In the past 5 years, the treatment of patients with metastatic renal cell carcinoma has changed dramatically from being largely cytokine-based with the emergence of targeted therapy. Following the elucidation of various molecular pathways in renal cell carcinoma, targeted agents (particularly vascular endothelial growth factor-targeting antiangiogenic agents) now form the backbone of most therapeutic strategies for patients with metastatic renal cell carcinoma and the outcome of treatment has improved. However, many tumors eventually develop resistance to targeted therapy due to secondary mutation of the target protein or compensatory changes within the target pathway that bypass the site of inhibition. On the other hand, there are new forms of immunotherapy that hold the promise of improving the outcome for patients with metastatic renal cell carcinoma. In this article, we describe some of these new therapies, including the anti-vascular endothelial growth factor monoclonal antibody bevacizumab, several receptor tyrosine kinase inhibitors (sorafenib, sunitinib, pazopanib, axitinib, and tivozanib), the mammalian target of rapamycin inhibitors temsirolimus and everolimus, and new immunotherapy modalities, such as anti-cytotoxic T-lymphocyte-associated antigen 4 antibody and anti-programmed cell death 1/programmed cell death-ligand 1 antibody. We also discuss their role in the current management of patients with metastatic renal cell carcinoma.

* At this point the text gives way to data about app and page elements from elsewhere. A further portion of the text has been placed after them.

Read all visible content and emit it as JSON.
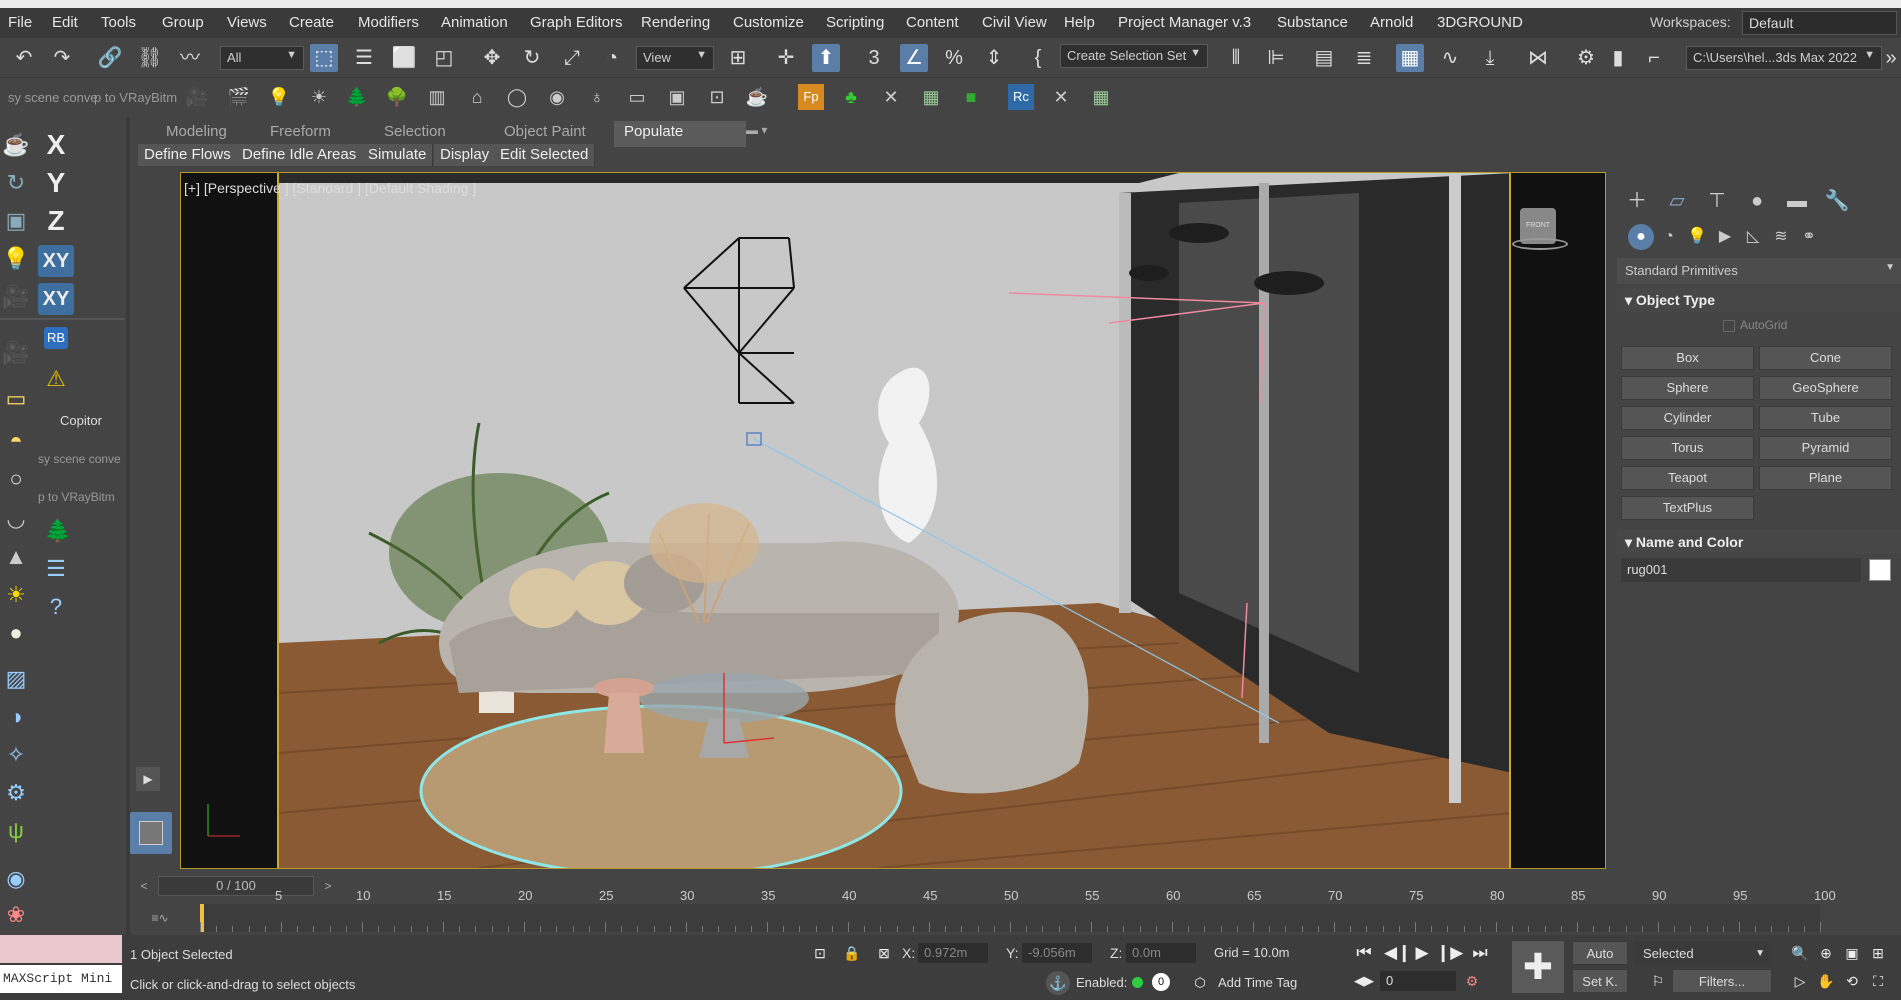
{
  "menubar": {
    "items": [
      "File",
      "Edit",
      "Tools",
      "Group",
      "Views",
      "Create",
      "Modifiers",
      "Animation",
      "Graph Editors",
      "Rendering",
      "Customize",
      "Scripting",
      "Content",
      "Civil View",
      "Help",
      "Project Manager v.3",
      "Substance",
      "Arnold",
      "3DGROUND"
    ],
    "workspaces_label": "Workspaces:",
    "workspace_value": "Default"
  },
  "toolbar": {
    "filter_value": "All",
    "refcoord_value": "View",
    "selection_set_placeholder": "Create Selection Set",
    "path_value": "C:\\Users\\hel...3ds Max 2022"
  },
  "toolbar2": {
    "script_text_1": "sy scene conve",
    "script_text_2": "p to VRayBitm"
  },
  "ribbon": {
    "tabs": [
      "Modeling",
      "Freeform",
      "Selection",
      "Object Paint",
      "Populate"
    ],
    "active_tab": "Populate",
    "buttons": [
      "Define Flows",
      "Define Idle Areas",
      "Simulate",
      "Display",
      "Edit Selected"
    ]
  },
  "leftbar": {
    "axes": [
      "X",
      "Y",
      "Z",
      "XY",
      "XY"
    ],
    "rb_label": "RB",
    "copitor_label": "Copitor",
    "script_text_1": "sy scene conve",
    "script_text_2": "p to VRayBitm"
  },
  "viewport": {
    "label": "[+] [Perspective ] [Standard ] [Default Shading ]",
    "viewcube_label": "FRONT"
  },
  "command_panel": {
    "category": "Standard Primitives",
    "object_type_title": "Object Type",
    "autogrid_label": "AutoGrid",
    "buttons": [
      "Box",
      "Cone",
      "Sphere",
      "GeoSphere",
      "Cylinder",
      "Tube",
      "Torus",
      "Pyramid",
      "Teapot",
      "Plane",
      "TextPlus"
    ],
    "name_color_title": "Name and Color",
    "object_name": "rug001",
    "object_color": "#ffffff"
  },
  "timeline": {
    "slider_label": "0 / 100",
    "ticks": [
      "5",
      "10",
      "15",
      "20",
      "25",
      "30",
      "35",
      "40",
      "45",
      "50",
      "55",
      "60",
      "65",
      "70",
      "75",
      "80",
      "85",
      "90",
      "95",
      "100"
    ]
  },
  "status": {
    "maxscript_label": "MAXScript Mini",
    "selection_info": "1 Object Selected",
    "prompt": "Click or click-and-drag to select objects",
    "x_label": "X:",
    "x_value": "0.972m",
    "y_label": "Y:",
    "y_value": "-9.056m",
    "z_label": "Z:",
    "z_value": "0.0m",
    "grid": "Grid = 10.0m",
    "enabled_label": "Enabled:",
    "add_time_tag": "Add Time Tag",
    "auto_label": "Auto",
    "setkey_label": "Set K.",
    "selected_value": "Selected",
    "filters_label": "Filters...",
    "frame_value": "0",
    "enabled_count": "0"
  }
}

Keywords: immunotherapy; mammalian target of rapamycin inhibitors; metastasis; receptor tyrosine kinase inhibitors; renal cell carcinoma.
© 2013 The Japanese Urological Association.